Nonbreaking waves cause near-surface turbulence


  • Colin Schultz

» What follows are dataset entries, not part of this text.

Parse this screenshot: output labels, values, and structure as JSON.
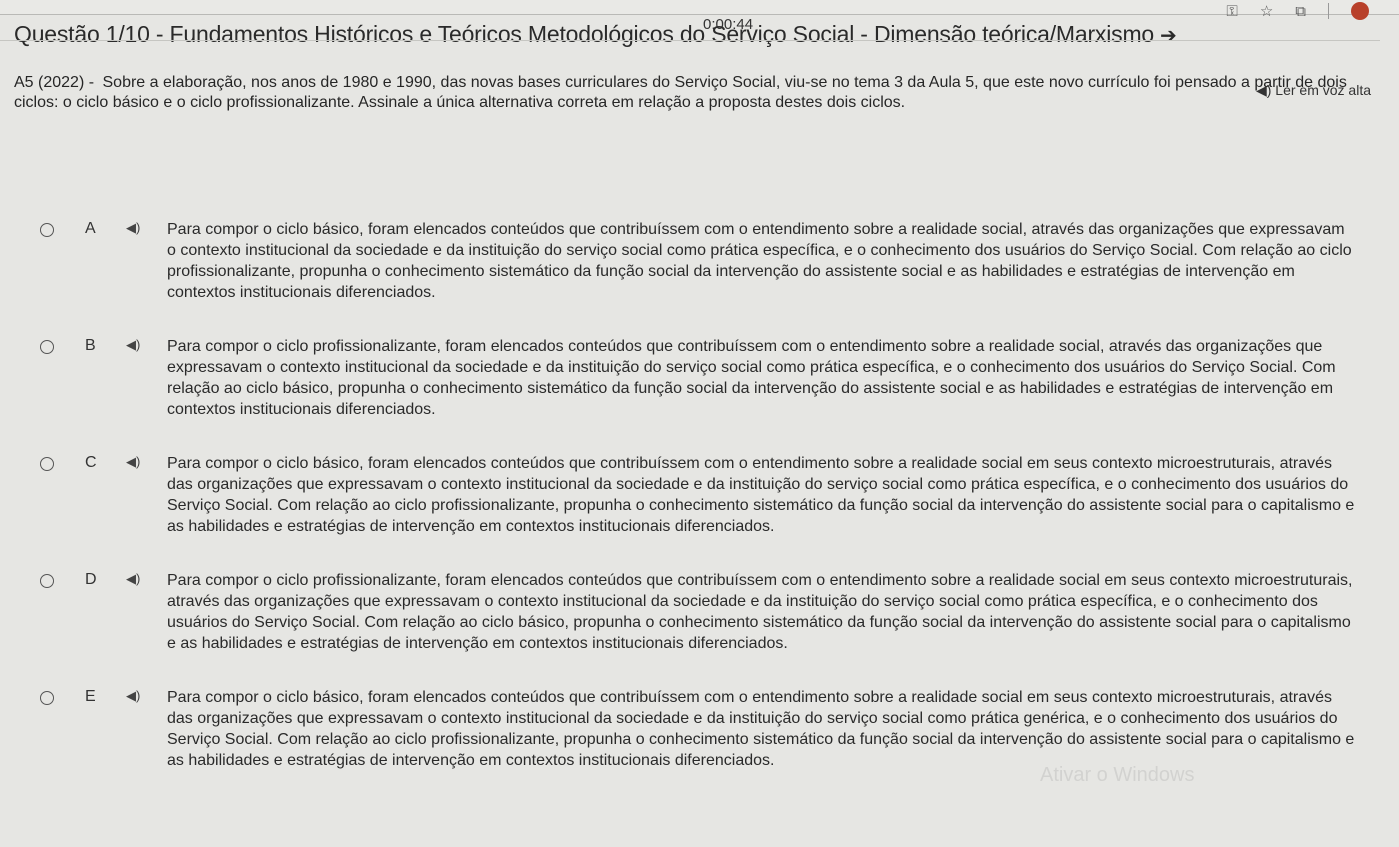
{
  "timer": "0:00:44",
  "browser": {
    "icons": [
      "key-icon",
      "star-icon",
      "extension-icon",
      "profile-avatar"
    ]
  },
  "question": {
    "title": "Questão 1/10 - Fundamentos Históricos e Teóricos Metodológicos do Serviço Social - Dimensão teórica/Marxismo",
    "title_arrow": "➔",
    "tts_label": "◀︎) Ler em voz alta",
    "id": "A5 (2022) -",
    "statement": "Sobre a elaboração, nos anos de 1980 e 1990, das novas bases curriculares do Serviço Social, viu-se no tema 3 da Aula 5, que este novo currículo foi pensado a partir de dois ciclos: o ciclo básico e o ciclo profissionalizante. Assinale a única alternativa correta em relação a proposta destes dois ciclos."
  },
  "options": [
    {
      "letter": "A",
      "text": "Para compor o ciclo básico, foram elencados conteúdos que contribuíssem com o entendimento sobre a realidade social, através das organizações que expressavam o contexto institucional da sociedade e da instituição do serviço social como prática específica, e o conhecimento dos usuários do Serviço Social. Com relação ao ciclo profissionalizante, propunha o conhecimento sistemático da função social da intervenção do assistente social e as habilidades e estratégias de intervenção em contextos institucionais diferenciados."
    },
    {
      "letter": "B",
      "text": "Para compor o ciclo profissionalizante, foram elencados conteúdos que contribuíssem com o entendimento sobre a realidade social, através das organizações que expressavam o contexto institucional da sociedade e da instituição do serviço social como prática específica, e o conhecimento dos usuários do Serviço Social. Com relação ao ciclo básico, propunha o conhecimento sistemático da função social da intervenção do assistente social e as habilidades e estratégias de intervenção em contextos institucionais diferenciados."
    },
    {
      "letter": "C",
      "text": "Para compor o ciclo básico, foram elencados conteúdos que contribuíssem com o entendimento sobre a realidade social em seus contexto microestruturais, através das organizações que expressavam o contexto institucional da sociedade e da instituição do serviço social como prática específica, e o conhecimento dos usuários do Serviço Social. Com relação ao ciclo profissionalizante, propunha o conhecimento sistemático da função social da intervenção do assistente social para o capitalismo e as habilidades e estratégias de intervenção em contextos institucionais diferenciados."
    },
    {
      "letter": "D",
      "text": "Para compor o ciclo profissionalizante, foram elencados conteúdos que contribuíssem com o entendimento sobre a realidade social em seus contexto microestruturais, através das organizações que expressavam o contexto institucional da sociedade e da instituição do serviço social como prática específica, e o conhecimento dos usuários do Serviço Social. Com relação ao ciclo básico, propunha o conhecimento sistemático da função social da intervenção do assistente social para o capitalismo e as habilidades e estratégias de intervenção em contextos institucionais diferenciados."
    },
    {
      "letter": "E",
      "text": "Para compor o ciclo básico, foram elencados conteúdos que contribuíssem com o entendimento sobre a realidade social em seus contexto microestruturais, através das organizações que expressavam o contexto institucional da sociedade e da instituição do serviço social como prática genérica, e o conhecimento dos usuários do Serviço Social. Com relação ao ciclo profissionalizante, propunha o conhecimento sistemático da função social da intervenção do assistente social para o capitalismo e as habilidades e estratégias de intervenção em contextos institucionais diferenciados."
    }
  ],
  "speaker_glyph": "◀︎)",
  "watermark": "Ativar o Windows"
}
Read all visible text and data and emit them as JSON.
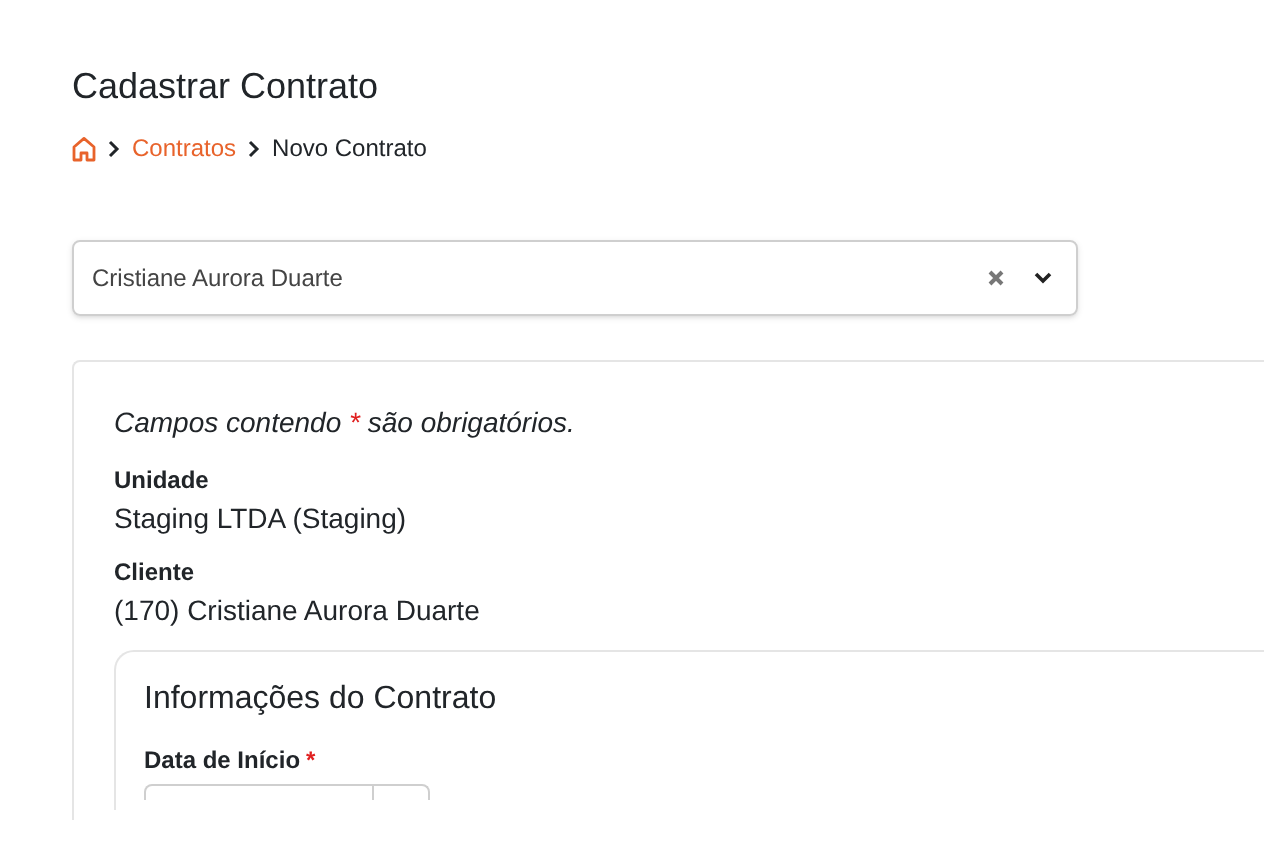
{
  "page_title": "Cadastrar Contrato",
  "breadcrumb": [
    {
      "label": "Contratos",
      "kind": "link"
    },
    {
      "label": "Novo Contrato",
      "kind": "current"
    }
  ],
  "client_select": {
    "value": "Cristiane Aurora Duarte"
  },
  "note": {
    "before": "Campos contendo",
    "mark": "*",
    "after": "são obrigatórios."
  },
  "fields": [
    {
      "label": "Unidade",
      "value": "Staging LTDA (Staging)"
    },
    {
      "label": "Cliente",
      "value": "(170) Cristiane Aurora Duarte"
    }
  ],
  "contract_section": {
    "title": "Informações do Contrato",
    "fields": [
      {
        "label": "Data de Início",
        "required": true
      }
    ]
  }
}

Surface ocean turbulence is predominantly generated by two forces: near-surface winds and breaking waves. Where waves crash, strong downwelling can induce mixing of the upper few dozen meters, while winds establish larger turbulent vortices. A third known mechanism exists for generating near-surface turbulence, the propagation of nonbreaking surface waves. However, it is typically overlooked as being too minute to matter. Recent research has suggested that nonbreaking waves may be a more important mechanism than previously thought. Using a laboratory wave tank and a numerical turbulence model, Savelyev et al. found that propagating nonbreaking waves not only can induce near-surface eddies but also can modulate and feed into existing turbulent dynamics.